When Lotta received her ‘Local Hero’ award in 2014, she celebrated it with lime and soda rather than bubbly. Lotta wrote her way sober with a blog called ‘Mrs. D Is Going Without’, attracting such a huge following that she wrote her memoir of the same name three years later.

JEANNA THOMSON chats to Lotta Dann about writing and the role it has played in her recovery from alcohol addiction.

Lotta Dann

Q: How did you become a writer?  Tell us a bit about your journey so far.

A: I have always been a writer in one form or another. In my job as a TV journalist and producer, I wrote news-scripts, documentary outlines and programme proposals. I didn’t discover my true writing ‘voice’ until I started blogging as a tool to keep myself sober. Once I started writing truthfully about what was going on in my head with regards to my addiction I unlocked my natural writing style, one which comes to me very easily.

Q: What made you decide to write the book ‘Mrs D is going without’?

A: I felt I had a really good story to tell of how I had undergone a massive change in my life getting sober. I experienced a huge turnaround in my thinking around alcohol and also discovered incredible support online. I knew there were many others like me out there (hopelessly trapped in a cycle of addiction) and I hoped that my book might show them how change can occur and lead them into the wonderful world of online recovery.

Q: Did writing help you deal with the challenges you encountered becoming sober?

A: Absolutely! Writing is my main recovery tool. Externalising all my secret compulsions, thoughts and feelings has been incredibly powerful and freeing. Also being open about what is really going on helps me to connect with like-minded people.

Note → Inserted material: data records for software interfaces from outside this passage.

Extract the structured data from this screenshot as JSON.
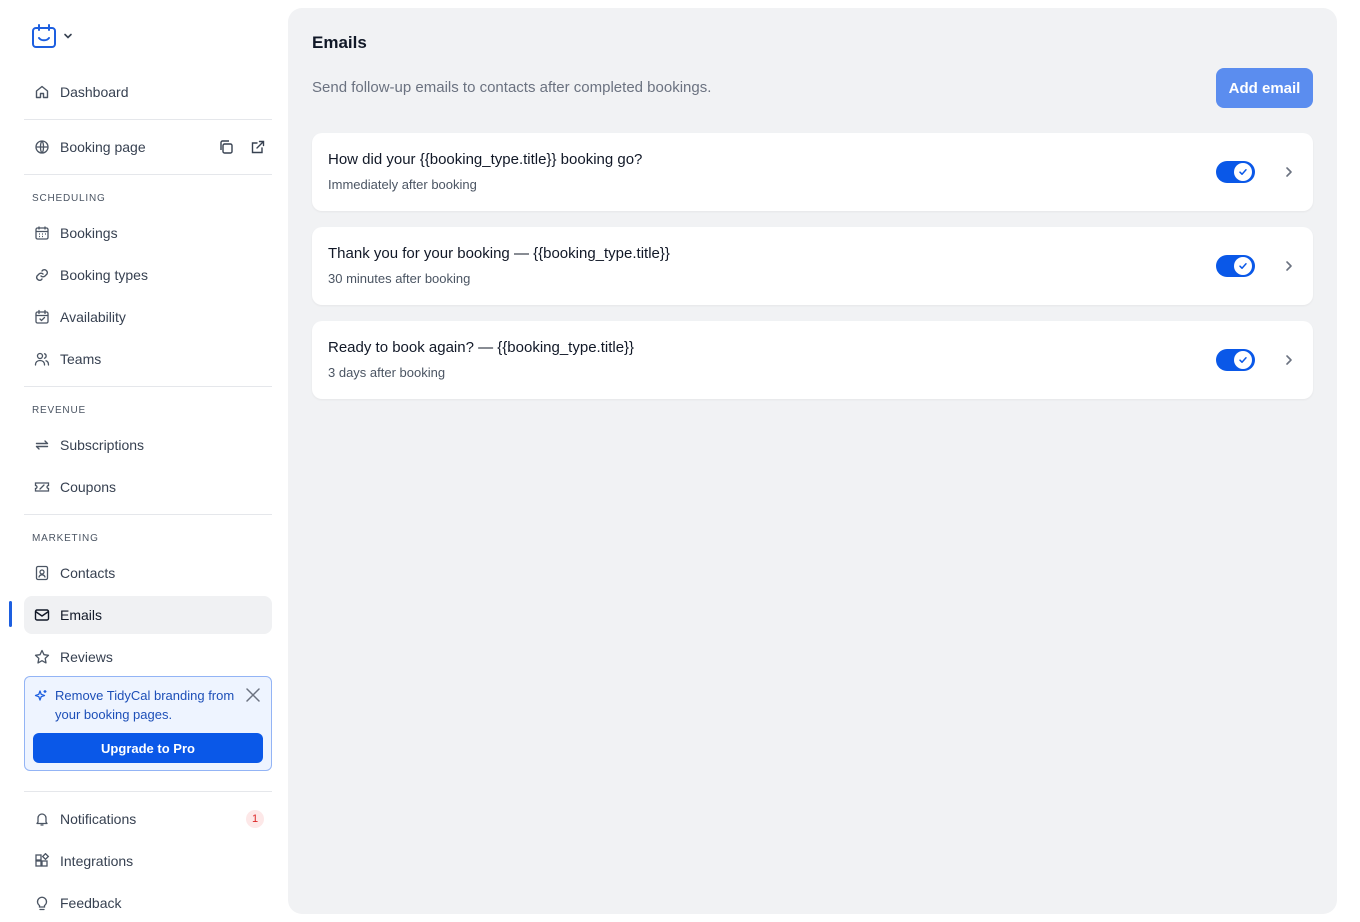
{
  "sidebar": {
    "nav": {
      "dashboard": "Dashboard",
      "booking_page": "Booking page",
      "bookings": "Bookings",
      "booking_types": "Booking types",
      "availability": "Availability",
      "teams": "Teams",
      "subscriptions": "Subscriptions",
      "coupons": "Coupons",
      "contacts": "Contacts",
      "emails": "Emails",
      "reviews": "Reviews",
      "notifications": "Notifications",
      "integrations": "Integrations",
      "feedback": "Feedback"
    },
    "sections": {
      "scheduling": "SCHEDULING",
      "revenue": "REVENUE",
      "marketing": "MARKETING"
    },
    "active_item": "Emails",
    "notifications_count": "1",
    "promo": {
      "text": "Remove TidyCal branding from your booking pages.",
      "button": "Upgrade to Pro"
    }
  },
  "main": {
    "title": "Emails",
    "description": "Send follow-up emails to contacts after completed bookings.",
    "add_button": "Add email",
    "emails": [
      {
        "title": "How did your {{booking_type.title}} booking go?",
        "timing": "Immediately after booking",
        "enabled": true
      },
      {
        "title": "Thank you for your booking — {{booking_type.title}}",
        "timing": "30 minutes after booking",
        "enabled": true
      },
      {
        "title": "Ready to book again? — {{booking_type.title}}",
        "timing": "3 days after booking",
        "enabled": true
      }
    ]
  },
  "colors": {
    "accent": "#0a58e8",
    "add_button": "#5b8def",
    "main_bg": "#f1f2f4",
    "badge_bg": "#fde8e8",
    "badge_text": "#dc2626"
  }
}
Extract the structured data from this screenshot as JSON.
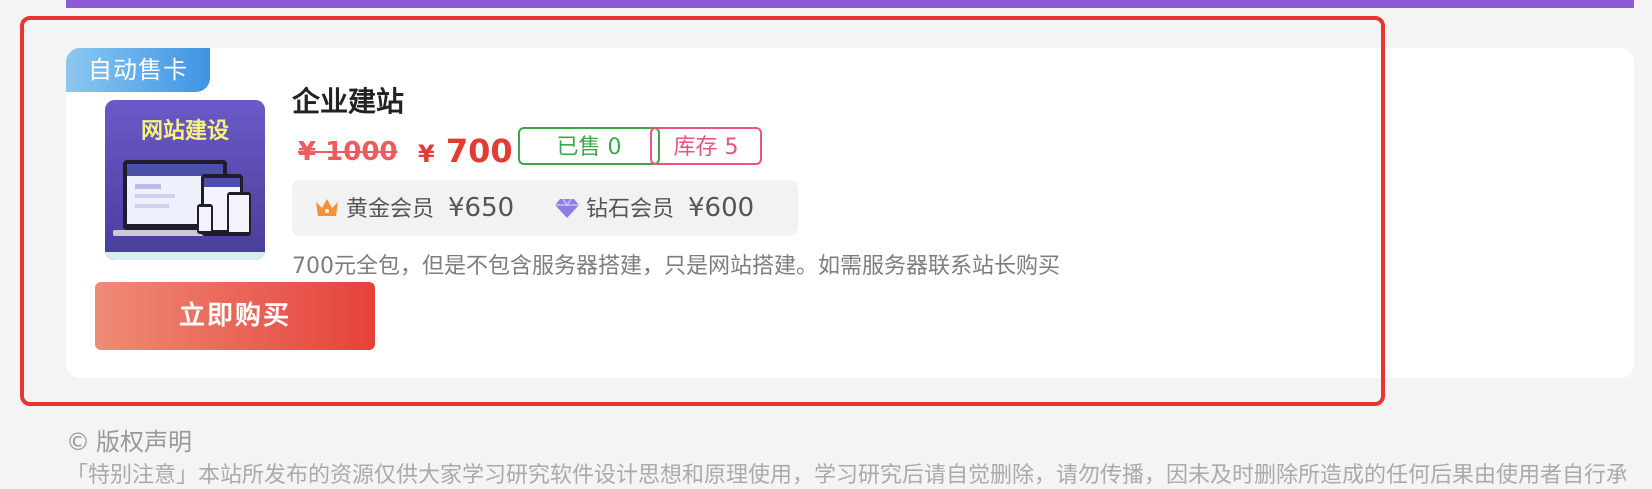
{
  "product": {
    "badge": "自动售卡",
    "image_caption": "网站建设",
    "title": "企业建站",
    "original_price": "¥ 1000",
    "currency": "¥",
    "price": "700",
    "sold_label": "已售 0",
    "stock_label": "库存 5",
    "members": [
      {
        "name": "黄金会员",
        "price": "¥650",
        "icon": "crown-icon"
      },
      {
        "name": "钻石会员",
        "price": "¥600",
        "icon": "diamond-icon"
      }
    ],
    "description": "700元全包，但是不包含服务器搭建，只是网站搭建。如需服务器联系站长购买",
    "buy_label": "立即购买"
  },
  "footer": {
    "copyright_icon": "©",
    "copyright_title": "版权声明",
    "notice": "「特别注意」本站所发布的资源仅供大家学习研究软件设计思想和原理使用，学习研究后请自觉删除，请勿传播，因未及时删除所造成的任何后果由使用者自行承担。"
  },
  "colors": {
    "accent_purple": "#8e5bd6",
    "badge_blue": "#3d94e3",
    "price_red": "#e23b33",
    "sold_green": "#3ea64a",
    "stock_pink": "#e8557a",
    "highlight_red": "#e8352e"
  }
}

Q: What do you consider to be your greatest writing achievement?

A: I think my greatest writing achievement will be my second book. It has been the hardest writing project I have ever undertaken. The whole process has been very fraught and emotional. However, I persevered and pushed through the difficulties and finally I have a project that I can be proud of.

Q: Do you have any routines or rituals that help you get into writing mode?

A: Sometimes I’ll light a scented candle and make a cup of tea. But mostly I just sit down and write. I find it takes me a while to really ‘settle’ into writing mode but once I’m away then I’m good.

Q: You are working on a second book at the moment.  Can you tell us a little bit about it?

A: This second memoir – Mrs D Is Going Within – charts the work I did to develop new coping mechanisms for staying sober. There’s a saying – ‘putting down the drink is just the beginning’. Once the dust settled and I began to feel very strong in my sobriety, I realised I needed to do some ‘next stage’ work on new tools to help me deal with life. All my years of steady alcohol use had left me with very few strategies. This book will chart the work I did and the new tools I have developed.

Q: Have you ever suffered from writer’s block?  Any tips for smashing through it?

A: Just write! Put your bum on the seat and write. Don’t worry if it’s crap.  Don’t listen to your inner critic. Don’t get paranoid about what other people are going to think. Don’t get envious about what other writers are achieving. Just write, write, write….

About the Author

Jeanna Thomson, The Writers CollegeJeanna Thomson, originally a teacher, hung up her chalk over ten years ago. Jeanna has produced and edited a bi-monthly education-industry publication in London, worked as an Education Advisor in Nepal for VSO (Voluntary Services Overseas) and also worked in the mental health sector.  She is passionate about promoting mental health awareness through her writing. Currently based in Wellington, Jeanna’s first feature article will be published in  Next magazine early 2017.  When you look in the boot of her car you will find…. both boxing gloves and ballet shoes!

Jeanna is a recent graduate of the journalism course at NZ Writers College.